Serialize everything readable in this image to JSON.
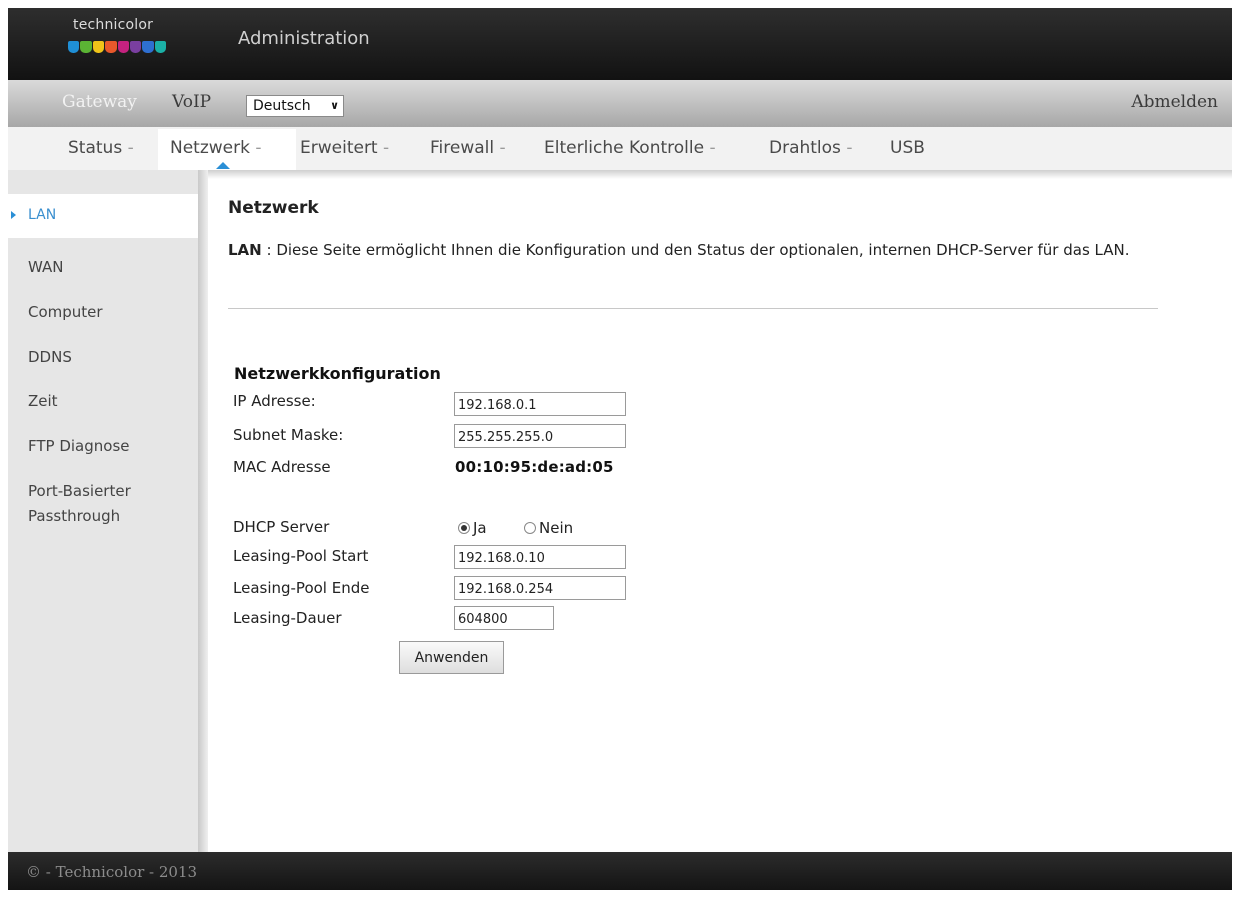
{
  "header": {
    "logo_text": "technicolor",
    "title": "Administration",
    "logo_colors": [
      "#1f8fd6",
      "#5bb434",
      "#f0c419",
      "#e8582b",
      "#c4227f",
      "#7a3fa0",
      "#2e6fd1",
      "#1bb0a6"
    ]
  },
  "mainnav": {
    "items": [
      "Gateway",
      "VoIP"
    ],
    "language": "Deutsch",
    "logout": "Abmelden"
  },
  "subnav": {
    "tabs": [
      {
        "label": "Status",
        "sep": " -"
      },
      {
        "label": "Netzwerk",
        "sep": " -"
      },
      {
        "label": "Erweitert",
        "sep": " -"
      },
      {
        "label": "Firewall",
        "sep": " -"
      },
      {
        "label": "Elterliche Kontrolle",
        "sep": " -"
      },
      {
        "label": "Drahtlos",
        "sep": " -"
      },
      {
        "label": "USB",
        "sep": ""
      }
    ],
    "active": "Netzwerk"
  },
  "sidebar": {
    "items": [
      "LAN",
      "WAN",
      "Computer",
      "DDNS",
      "Zeit",
      "FTP Diagnose",
      "Port-Basierter",
      "Passthrough"
    ],
    "active": "LAN"
  },
  "content": {
    "heading": "Netzwerk",
    "desc_label": "LAN",
    "desc_text": " :  Diese Seite ermöglicht Ihnen die Konfiguration und den Status der optionalen, internen DHCP-Server für das LAN.",
    "section_title": "Netzwerkkonfiguration",
    "fields": {
      "ip_label": "IP Adresse:",
      "ip_value": "192.168.0.1",
      "subnet_label": "Subnet Maske:",
      "subnet_value": "255.255.255.0",
      "mac_label": "MAC Adresse",
      "mac_value": "00:10:95:de:ad:05",
      "dhcp_label": "DHCP Server",
      "dhcp_yes": "Ja",
      "dhcp_no": "Nein",
      "dhcp_selected": "Ja",
      "pool_start_label": "Leasing-Pool Start",
      "pool_start_value": "192.168.0.10",
      "pool_end_label": "Leasing-Pool Ende",
      "pool_end_value": "192.168.0.254",
      "lease_label": "Leasing-Dauer",
      "lease_value": "604800"
    },
    "apply_label": "Anwenden"
  },
  "footer": {
    "text": "© - Technicolor - 2013"
  }
}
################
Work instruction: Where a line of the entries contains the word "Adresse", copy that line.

Task response:
      "ip_label": "IP Adresse:",
      "mac_label": "MAC Adresse",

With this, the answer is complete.